*What you need to do*: What is needed here is an exact copy of all the records below.

(Excerpts from a dataset)
◆ ◆ ◆ ◆ ◆ ◆ ◆

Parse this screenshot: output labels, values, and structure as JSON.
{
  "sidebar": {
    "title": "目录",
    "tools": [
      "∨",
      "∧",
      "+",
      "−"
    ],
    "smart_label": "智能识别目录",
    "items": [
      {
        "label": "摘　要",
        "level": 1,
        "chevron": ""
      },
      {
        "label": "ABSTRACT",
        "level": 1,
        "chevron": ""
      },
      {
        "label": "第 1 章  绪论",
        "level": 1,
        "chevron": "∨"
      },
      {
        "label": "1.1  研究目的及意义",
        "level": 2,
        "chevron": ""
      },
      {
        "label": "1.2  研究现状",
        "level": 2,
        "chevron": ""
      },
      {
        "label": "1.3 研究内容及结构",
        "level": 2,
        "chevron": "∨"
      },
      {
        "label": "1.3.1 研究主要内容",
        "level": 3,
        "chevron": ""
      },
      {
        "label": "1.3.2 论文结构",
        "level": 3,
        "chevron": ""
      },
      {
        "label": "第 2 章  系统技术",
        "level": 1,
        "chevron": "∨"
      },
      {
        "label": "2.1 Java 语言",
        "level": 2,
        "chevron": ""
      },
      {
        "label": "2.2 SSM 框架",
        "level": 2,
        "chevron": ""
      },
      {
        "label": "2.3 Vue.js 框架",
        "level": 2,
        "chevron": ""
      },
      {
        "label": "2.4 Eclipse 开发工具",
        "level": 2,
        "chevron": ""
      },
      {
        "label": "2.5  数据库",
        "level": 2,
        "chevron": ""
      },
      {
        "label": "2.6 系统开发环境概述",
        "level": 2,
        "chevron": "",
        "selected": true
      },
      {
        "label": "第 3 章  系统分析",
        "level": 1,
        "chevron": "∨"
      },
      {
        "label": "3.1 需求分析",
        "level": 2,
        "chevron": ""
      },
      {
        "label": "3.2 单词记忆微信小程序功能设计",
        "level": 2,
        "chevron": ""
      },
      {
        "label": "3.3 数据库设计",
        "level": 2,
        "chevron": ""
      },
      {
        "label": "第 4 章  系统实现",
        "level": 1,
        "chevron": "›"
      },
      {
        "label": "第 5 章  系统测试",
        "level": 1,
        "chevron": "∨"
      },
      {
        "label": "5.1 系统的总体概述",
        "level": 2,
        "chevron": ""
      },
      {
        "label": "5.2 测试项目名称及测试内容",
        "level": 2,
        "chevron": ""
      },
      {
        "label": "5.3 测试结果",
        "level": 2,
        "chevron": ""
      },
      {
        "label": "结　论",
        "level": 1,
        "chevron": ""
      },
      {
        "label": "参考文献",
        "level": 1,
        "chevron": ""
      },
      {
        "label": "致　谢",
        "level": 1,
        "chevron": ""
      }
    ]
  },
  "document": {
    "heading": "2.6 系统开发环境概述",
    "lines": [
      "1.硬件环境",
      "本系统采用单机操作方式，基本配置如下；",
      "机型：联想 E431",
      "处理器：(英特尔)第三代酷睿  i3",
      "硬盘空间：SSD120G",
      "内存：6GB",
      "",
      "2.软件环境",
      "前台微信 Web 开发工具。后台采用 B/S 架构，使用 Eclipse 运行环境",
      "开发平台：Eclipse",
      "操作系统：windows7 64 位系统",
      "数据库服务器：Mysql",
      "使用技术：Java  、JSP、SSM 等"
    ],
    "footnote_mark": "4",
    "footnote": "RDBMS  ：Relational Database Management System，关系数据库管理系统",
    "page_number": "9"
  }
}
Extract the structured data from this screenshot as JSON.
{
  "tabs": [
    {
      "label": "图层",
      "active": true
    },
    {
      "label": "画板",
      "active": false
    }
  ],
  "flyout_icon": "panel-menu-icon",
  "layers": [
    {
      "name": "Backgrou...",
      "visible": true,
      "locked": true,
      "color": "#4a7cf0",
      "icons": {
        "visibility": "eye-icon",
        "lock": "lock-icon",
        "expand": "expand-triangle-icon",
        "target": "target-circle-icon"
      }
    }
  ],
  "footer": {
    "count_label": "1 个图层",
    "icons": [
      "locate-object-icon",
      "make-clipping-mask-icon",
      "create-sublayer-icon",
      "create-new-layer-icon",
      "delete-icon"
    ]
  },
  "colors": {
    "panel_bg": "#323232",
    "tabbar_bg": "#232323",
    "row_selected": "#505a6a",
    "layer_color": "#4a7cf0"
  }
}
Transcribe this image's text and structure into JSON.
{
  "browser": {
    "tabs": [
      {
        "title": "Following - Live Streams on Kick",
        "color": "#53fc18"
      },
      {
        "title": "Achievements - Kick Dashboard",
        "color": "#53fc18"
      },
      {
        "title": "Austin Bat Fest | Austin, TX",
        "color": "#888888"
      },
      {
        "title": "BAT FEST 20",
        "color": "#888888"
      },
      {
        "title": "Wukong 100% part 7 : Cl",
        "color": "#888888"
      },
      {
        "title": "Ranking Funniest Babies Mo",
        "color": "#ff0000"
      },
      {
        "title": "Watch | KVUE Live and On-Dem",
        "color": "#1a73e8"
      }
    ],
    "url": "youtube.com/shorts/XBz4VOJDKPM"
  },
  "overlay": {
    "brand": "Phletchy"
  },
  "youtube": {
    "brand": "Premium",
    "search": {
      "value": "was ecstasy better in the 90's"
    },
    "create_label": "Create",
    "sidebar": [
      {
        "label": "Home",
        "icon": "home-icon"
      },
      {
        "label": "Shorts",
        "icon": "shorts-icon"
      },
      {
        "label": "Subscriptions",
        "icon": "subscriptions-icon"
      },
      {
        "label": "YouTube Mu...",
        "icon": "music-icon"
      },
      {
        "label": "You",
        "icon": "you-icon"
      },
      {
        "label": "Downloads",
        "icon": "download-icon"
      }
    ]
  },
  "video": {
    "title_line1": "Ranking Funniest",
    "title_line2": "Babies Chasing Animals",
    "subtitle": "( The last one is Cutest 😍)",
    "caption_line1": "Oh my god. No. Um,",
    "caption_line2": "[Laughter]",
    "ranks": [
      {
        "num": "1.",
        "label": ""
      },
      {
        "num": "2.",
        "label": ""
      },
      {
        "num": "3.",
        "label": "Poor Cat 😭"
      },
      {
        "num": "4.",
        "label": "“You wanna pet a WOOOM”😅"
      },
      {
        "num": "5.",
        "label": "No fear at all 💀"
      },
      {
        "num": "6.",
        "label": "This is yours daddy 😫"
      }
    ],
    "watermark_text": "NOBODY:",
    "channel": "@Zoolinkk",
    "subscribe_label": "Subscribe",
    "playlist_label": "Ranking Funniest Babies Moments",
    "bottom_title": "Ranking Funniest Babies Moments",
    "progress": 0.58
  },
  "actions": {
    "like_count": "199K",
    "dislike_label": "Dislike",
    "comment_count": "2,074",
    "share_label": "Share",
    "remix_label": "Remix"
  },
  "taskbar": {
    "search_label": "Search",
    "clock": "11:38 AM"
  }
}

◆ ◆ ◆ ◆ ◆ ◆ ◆

*Solution to the problem*:
Parse this screenshot: output labels, values, and structure as JSON.
{
  "sidebar": {
    "title": "目录",
    "tools": [
      "∨",
      "∧",
      "+",
      "−"
    ],
    "smart_label": "智能识别目录",
    "items": [
      {
        "label": "摘　要",
        "level": 1,
        "chevron": ""
      },
      {
        "label": "ABSTRACT",
        "level": 1,
        "chevron": ""
      },
      {
        "label": "第 1 章  绪论",
        "level": 1,
        "chevron": "∨"
      },
      {
        "label": "1.1  研究目的及意义",
        "level": 2,
        "chevron": ""
      },
      {
        "label": "1.2  研究现状",
        "level": 2,
        "chevron": ""
      },
      {
        "label": "1.3 研究内容及结构",
        "level": 2,
        "chevron": "∨"
      },
      {
        "label": "1.3.1 研究主要内容",
        "level": 3,
        "chevron": ""
      },
      {
        "label": "1.3.2 论文结构",
        "level": 3,
        "chevron": ""
      },
      {
        "label": "第 2 章  系统技术",
        "level": 1,
        "chevron": "∨"
      },
      {
        "label": "2.1 Java 语言",
        "level": 2,
        "chevron": ""
      },
      {
        "label": "2.2 SSM 框架",
        "level": 2,
        "chevron": ""
      },
      {
        "label": "2.3 Vue.js 框架",
        "level": 2,
        "chevron": ""
      },
      {
        "label": "2.4 Eclipse 开发工具",
        "level": 2,
        "chevron": ""
      },
      {
        "label": "2.5  数据库",
        "level": 2,
        "chevron": ""
      },
      {
        "label": "2.6 系统开发环境概述",
        "level": 2,
        "chevron": "",
        "selected": true
      },
      {
        "label": "第 3 章  系统分析",
        "level": 1,
        "chevron": "∨"
      },
      {
        "label": "3.1 需求分析",
        "level": 2,
        "chevron": ""
      },
      {
        "label": "3.2 单词记忆微信小程序功能设计",
        "level": 2,
        "chevron": ""
      },
      {
        "label": "3.3 数据库设计",
        "level": 2,
        "chevron": ""
      },
      {
        "label": "第 4 章  系统实现",
        "level": 1,
        "chevron": "›"
      },
      {
        "label": "第 5 章  系统测试",
        "level": 1,
        "chevron": "∨"
      },
      {
        "label": "5.1 系统的总体概述",
        "level": 2,
        "chevron": ""
      },
      {
        "label": "5.2 测试项目名称及测试内容",
        "level": 2,
        "chevron": ""
      },
      {
        "label": "5.3 测试结果",
        "level": 2,
        "chevron": ""
      },
      {
        "label": "结　论",
        "level": 1,
        "chevron": ""
      },
      {
        "label": "参考文献",
        "level": 1,
        "chevron": ""
      },
      {
        "label": "致　谢",
        "level": 1,
        "chevron": ""
      }
    ]
  },
  "document": {
    "heading": "2.6 系统开发环境概述",
    "lines": [
      "1.硬件环境",
      "本系统采用单机操作方式，基本配置如下；",
      "机型：联想 E431",
      "处理器：(英特尔)第三代酷睿  i3",
      "硬盘空间：SSD120G",
      "内存：6GB",
      "",
      "2.软件环境",
      "前台微信 Web 开发工具。后台采用 B/S 架构，使用 Eclipse 运行环境",
      "开发平台：Eclipse",
      "操作系统：windows7 64 位系统",
      "数据库服务器：Mysql",
      "使用技术：Java  、JSP、SSM 等"
    ],
    "footnote_mark": "4",
    "footnote": "RDBMS  ：Relational Database Management System，关系数据库管理系统",
    "page_number": "9"
  }
}
Extract the structured data from this screenshot as JSON.
{
  "tabs": [
    {
      "label": "图层",
      "active": true
    },
    {
      "label": "画板",
      "active": false
    }
  ],
  "flyout_icon": "panel-menu-icon",
  "layers": [
    {
      "name": "Backgrou...",
      "visible": true,
      "locked": true,
      "color": "#4a7cf0",
      "icons": {
        "visibility": "eye-icon",
        "lock": "lock-icon",
        "expand": "expand-triangle-icon",
        "target": "target-circle-icon"
      }
    }
  ],
  "footer": {
    "count_label": "1 个图层",
    "icons": [
      "locate-object-icon",
      "make-clipping-mask-icon",
      "create-sublayer-icon",
      "create-new-layer-icon",
      "delete-icon"
    ]
  },
  "colors": {
    "panel_bg": "#323232",
    "tabbar_bg": "#232323",
    "row_selected": "#505a6a",
    "layer_color": "#4a7cf0"
  }
}
Transcribe this image's text and structure into JSON.
{
  "browser": {
    "tabs": [
      {
        "title": "Following - Live Streams on Kick",
        "color": "#53fc18"
      },
      {
        "title": "Achievements - Kick Dashboard",
        "color": "#53fc18"
      },
      {
        "title": "Austin Bat Fest | Austin, TX",
        "color": "#888888"
      },
      {
        "title": "BAT FEST 20",
        "color": "#888888"
      },
      {
        "title": "Wukong 100% part 7 : Cl",
        "color": "#888888"
      },
      {
        "title": "Ranking Funniest Babies Mo",
        "color": "#ff0000"
      },
      {
        "title": "Watch | KVUE Live and On-Dem",
        "color": "#1a73e8"
      }
    ],
    "url": "youtube.com/shorts/XBz4VOJDKPM"
  },
  "overlay": {
    "brand": "Phletchy"
  },
  "youtube": {
    "brand": "Premium",
    "search": {
      "value": "was ecstasy better in the 90's"
    },
    "create_label": "Create",
    "sidebar": [
      {
        "label": "Home",
        "icon": "home-icon"
      },
      {
        "label": "Shorts",
        "icon": "shorts-icon"
      },
      {
        "label": "Subscriptions",
        "icon": "subscriptions-icon"
      },
      {
        "label": "YouTube Mu...",
        "icon": "music-icon"
      },
      {
        "label": "You",
        "icon": "you-icon"
      },
      {
        "label": "Downloads",
        "icon": "download-icon"
      }
    ]
  },
  "video": {
    "title_line1": "Ranking Funniest",
    "title_line2": "Babies Chasing Animals",
    "subtitle": "( The last one is Cutest 😍)",
    "caption_line1": "Oh my god. No. Um,",
    "caption_line2": "[Laughter]",
    "ranks": [
      {
        "num": "1.",
        "label": ""
      },
      {
        "num": "2.",
        "label": ""
      },
      {
        "num": "3.",
        "label": "Poor Cat 😭"
      },
      {
        "num": "4.",
        "label": "“You wanna pet a WOOOM”😅"
      },
      {
        "num": "5.",
        "label": "No fear at all 💀"
      },
      {
        "num": "6.",
        "label": "This is yours daddy 😫"
      }
    ],
    "watermark_text": "NOBODY:",
    "channel": "@Zoolinkk",
    "subscribe_label": "Subscribe",
    "playlist_label": "Ranking Funniest Babies Moments",
    "bottom_title": "Ranking Funniest Babies Moments",
    "progress": 0.58
  },
  "actions": {
    "like_count": "199K",
    "dislike_label": "Dislike",
    "comment_count": "2,074",
    "share_label": "Share",
    "remix_label": "Remix"
  },
  "taskbar": {
    "search_label": "Search",
    "clock": "11:38 AM"
  }
}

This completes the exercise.